But just when I was ready to move on, I finally figured it out. Bryce Harper’s benching wasn’t about hustle. It was about the unwritten “rules” of baseball, and how the Nationals have a manager hell bent on enforcing them.
One of the more frustrating things about baseball lately is the fact that a few players in the league seem bizarrely dedicated to enforcing an unwritten “code” of baseball behavior that neither increases the competitiveness nor the enjoyment of the sport. For example, remember Brian McCann last season standing in front of home plate blocking Jose Fernandez after he celebrated “a little too much” after hitting a home run against the Braves? Forget about the fact that Fernandez is the one of the most exciting players of his generation, and his home run was a genuinely exciting moment. In spite of that, Gosh Darnit, baseball players don’t celebrate home runs, and Brian McCann is here is enforce that. (Of the many contradictions in baseball’s unwritten code, pitchers routinely celebrate after getting a big strikeout—think Jose Valverde on Opening Day).
I was wrong about Matt Williams. He didn’t want Harper to hustle; he wanted Harper to “run through the base.” He didn’t care if Harper sprinted; baseball players rarely sprint their hardest on comebackers to the pitcher. Williams wanted Harper to jog the full 90 feet, because Gosh Darnit, those are the Unwritten Rules of Baseball, and it’s just what baseball players do.
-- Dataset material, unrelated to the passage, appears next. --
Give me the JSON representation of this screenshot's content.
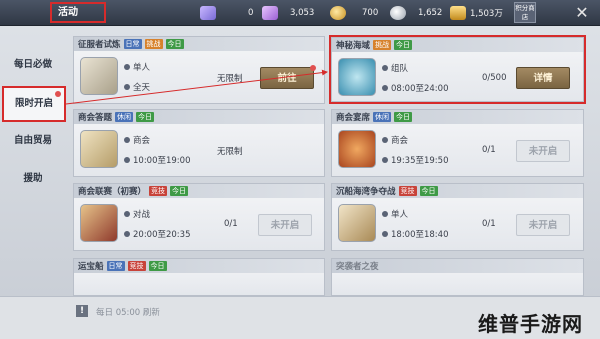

Ignore the fact Bryce Harper was out by 45 feet and there was no logical reason for him to run all the way to first base. Williams expected him to do it anyway, not because it would help the team win, but because Matt Williams thinks that’s the way baseball is “supposed” to be played. Please also forget about the fact that Bryce Harper is the type of player who—if there was even a .001% chance of him being safe—would have torn every muscle in legs sprinting to first base.
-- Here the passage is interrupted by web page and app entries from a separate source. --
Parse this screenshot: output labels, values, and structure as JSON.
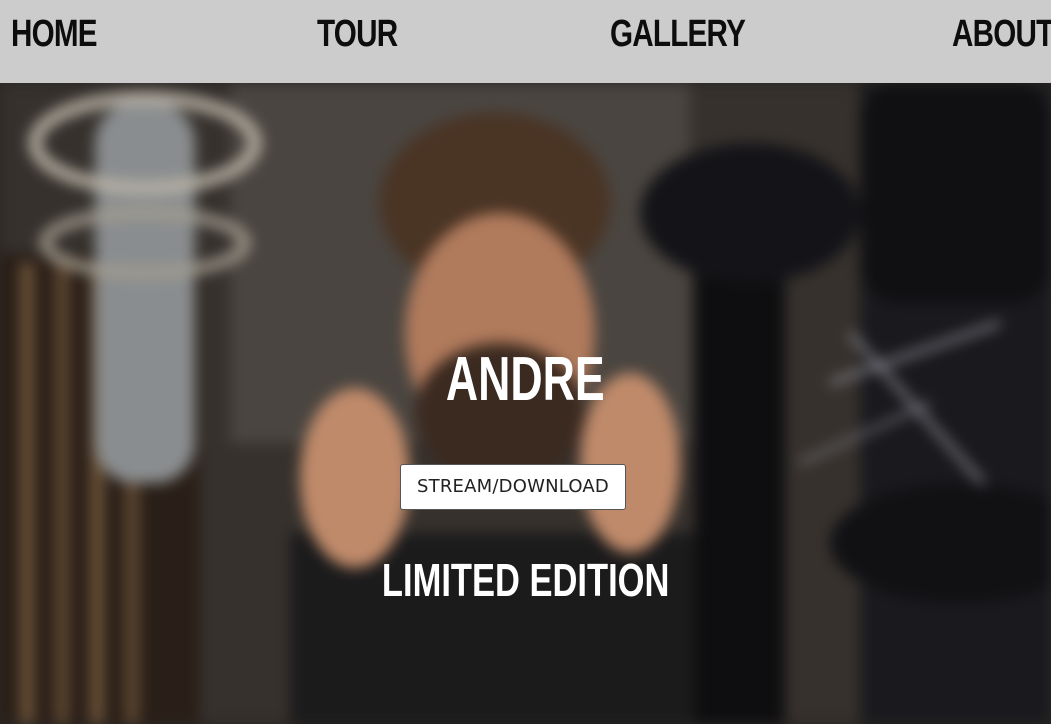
{
  "nav": {
    "items": [
      {
        "label": "HOME"
      },
      {
        "label": "TOUR"
      },
      {
        "label": "GALLERY"
      },
      {
        "label": "ABOUT"
      }
    ]
  },
  "hero": {
    "title": "ANDRE",
    "button_label": "STREAM/DOWNLOAD",
    "subtitle": "LIMITED EDITION"
  },
  "colors": {
    "nav_background": "#cccccc",
    "nav_text": "#0d0d0d",
    "hero_text": "#ffffff",
    "button_background": "#ffffff"
  }
}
On Sunday morning, I was watching a replay of the Nationals’ Friday night win against the Cardinals. At some point in the game–I believe the 6th inning—Ian Desmond hit into a double play with Adam LaRoche on first base. I couldn’t help but notice that LaRoche–who was out by a good 30 feet–never fully ran to second base. Instead, he smartly got out of the way of the throw from the shortstop to the first baseman, like runners usually do in that situation. Yet LaRoche wasn’t benched. Williams didn’t call him out in the press conference and media members didn’t write sanctimonious hot takes about LaRoche’s “lack of hustle.” Any conceivable argument for Harper running through first base, you can make for LaRoche running through second—preserving the ability to win on replay, showing “hustle”, etc. Yet LaRoche isn’t expected to run the “full 90 feet” between first and second like he’s expected to run between home and first. In both the cases of LaRoche on Friday and Harper on Saturday, it was illogical to “finish” the play after the runner is clearly out. But the Unwritten Rules of Baseball aren’t about logic. Matt Williams doesn’t care if they’re logical. He only cares that you follow them, or you get benched, especially if you’re the youngest player on the team.
As I’ve previously written, a manager’s job to maximize his team’s chance of scoring runs and winning baseball games. At the moment, however, it appears Matt Williams’ priorities are elsewhere—enforcing an unwritten baseball code that in no way helps the Nationals score runs and secure wins.
You can approve of Matt Williams’ decision this weekend, but be aware it won’t help this team win any baseball games this season, and future decisions of a similar nature may actually accomplish the complete opposite.